World Directory of Minorities and Indigenous Peoples - Colombia : Paez (Nasa) and Guambiano
|Publisher||Minority Rights Group International|
|Cite as||Minority Rights Group International, World Directory of Minorities and Indigenous Peoples - Colombia : Paez (Nasa) and Guambiano, 2008, available at: http://www.refworld.org/docid/49749d3937.html [accessed 21 November 2017]|
|Disclaimer||This is not a UNHCR publication. UNHCR is not responsible for, nor does it necessarily endorse, its content. Any views expressed are solely those of the author or publisher and do not necessarily reflect those of UNHCR, the United Nations or its Member States.|
The Cauca valley is the home of 200,000 Paez (Nasa) and Guambiano. The Paez language is spoken by 40,000 people and is related to Chibcha. The majority of Paez speakers are located predominantly in Cauca, and to a lesser extent in Tolima and Putumayo. The Guambiano are located in the central mountain range of Cauca, and are a young population with an average age of about 21. The Guambiano language is part of the greater Chibcha linguistic family, and is also known as Wampi- Misamera-wah. A traditional healer in the Guambiano culture is known as the Mirbik, who is chosen based on ability to interpret visions. Collective work and mutual respect are key aspects of the Guambiano culture.
Guambianos have been active in the reclamation of their lands since at least 1980 when they joined with Paez and Cumbales from the department of Nariño to form the Indigenous Authorities of the South-west movement. They aimed to create an autonomous nation within the Colombian state, with the right to make their claims to Colombian authorities directly rather than through the traditional intermediaries. Although resguardo legislation theoretically protected their lands from usurpation, in the past this legislation has been ignored or bypassed through the falsification of titles and the declaration of resguardos as public land.

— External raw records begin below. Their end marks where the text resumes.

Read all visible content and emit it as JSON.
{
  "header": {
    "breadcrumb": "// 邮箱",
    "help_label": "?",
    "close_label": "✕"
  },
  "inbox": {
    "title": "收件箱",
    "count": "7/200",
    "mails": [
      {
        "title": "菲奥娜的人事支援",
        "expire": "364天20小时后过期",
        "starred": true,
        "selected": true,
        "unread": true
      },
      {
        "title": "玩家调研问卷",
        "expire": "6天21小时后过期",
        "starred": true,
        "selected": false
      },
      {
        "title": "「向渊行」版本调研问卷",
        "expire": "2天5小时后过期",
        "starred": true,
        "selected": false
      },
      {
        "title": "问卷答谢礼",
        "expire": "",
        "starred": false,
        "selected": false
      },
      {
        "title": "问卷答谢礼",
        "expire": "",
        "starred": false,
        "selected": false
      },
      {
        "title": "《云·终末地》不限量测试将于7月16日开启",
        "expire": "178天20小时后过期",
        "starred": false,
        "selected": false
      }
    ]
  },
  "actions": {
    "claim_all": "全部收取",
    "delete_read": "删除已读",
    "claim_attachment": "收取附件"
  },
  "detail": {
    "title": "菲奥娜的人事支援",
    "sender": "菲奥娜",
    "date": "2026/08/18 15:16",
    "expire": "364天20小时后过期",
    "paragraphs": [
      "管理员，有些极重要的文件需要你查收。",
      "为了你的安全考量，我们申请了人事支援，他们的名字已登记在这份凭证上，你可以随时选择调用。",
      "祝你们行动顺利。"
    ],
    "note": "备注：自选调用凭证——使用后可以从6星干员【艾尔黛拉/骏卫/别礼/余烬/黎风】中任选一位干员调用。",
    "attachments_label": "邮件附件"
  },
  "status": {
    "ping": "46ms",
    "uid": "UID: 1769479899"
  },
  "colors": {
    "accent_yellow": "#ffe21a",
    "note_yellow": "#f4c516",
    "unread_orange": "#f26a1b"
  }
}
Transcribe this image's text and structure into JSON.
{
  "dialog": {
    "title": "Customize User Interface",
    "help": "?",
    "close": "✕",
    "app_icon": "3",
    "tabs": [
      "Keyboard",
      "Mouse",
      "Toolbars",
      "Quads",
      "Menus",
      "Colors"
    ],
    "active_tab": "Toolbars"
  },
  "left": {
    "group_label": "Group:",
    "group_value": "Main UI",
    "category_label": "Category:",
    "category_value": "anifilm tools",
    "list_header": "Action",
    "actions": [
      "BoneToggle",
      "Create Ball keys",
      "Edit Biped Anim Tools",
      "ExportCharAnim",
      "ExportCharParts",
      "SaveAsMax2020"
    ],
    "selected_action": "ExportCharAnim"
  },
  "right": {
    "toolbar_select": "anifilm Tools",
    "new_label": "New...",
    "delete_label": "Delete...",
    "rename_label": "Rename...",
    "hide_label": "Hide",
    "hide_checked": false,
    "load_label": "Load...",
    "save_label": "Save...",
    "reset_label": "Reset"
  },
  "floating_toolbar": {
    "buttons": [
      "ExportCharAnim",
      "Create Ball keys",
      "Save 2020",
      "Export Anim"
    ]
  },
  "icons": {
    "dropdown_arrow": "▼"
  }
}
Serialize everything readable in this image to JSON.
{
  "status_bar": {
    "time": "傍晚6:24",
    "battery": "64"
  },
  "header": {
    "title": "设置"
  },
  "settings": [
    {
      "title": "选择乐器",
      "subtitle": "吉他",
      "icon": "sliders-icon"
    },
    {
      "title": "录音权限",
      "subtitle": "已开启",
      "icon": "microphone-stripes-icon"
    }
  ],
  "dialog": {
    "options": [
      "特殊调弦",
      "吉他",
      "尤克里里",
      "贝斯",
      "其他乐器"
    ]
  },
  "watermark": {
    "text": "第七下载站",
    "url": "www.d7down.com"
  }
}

The Colombian indigenous movement is pledged to recuperación, reclaiming land through repossession.
Paez and Guambiano lands have been extensively usurped for coffee plantations. While indigenous communities have always been active in reclaiming lands through judicial channels, land occupation enables them to reverse the process of land loss on a much larger scale. Retaliation against this method has been violent. In December 1991, 20 Paez, including four children, were killed and as many wounded. A gang working for local landowners or drug dealers are suspected of the crime. Paez land is wanted for growing the opium poppy which is replacing cocaine in the Cauca area.
In 1994 the NASA KIWE Corporation was established to support the Paez communities impacted by an earthquake. This public corporation has documented the cultural and linguistic traditions of the Paez. The Paez and Guambiano like most indigenous groups face tremendous pressures because of the on-going violence in their region.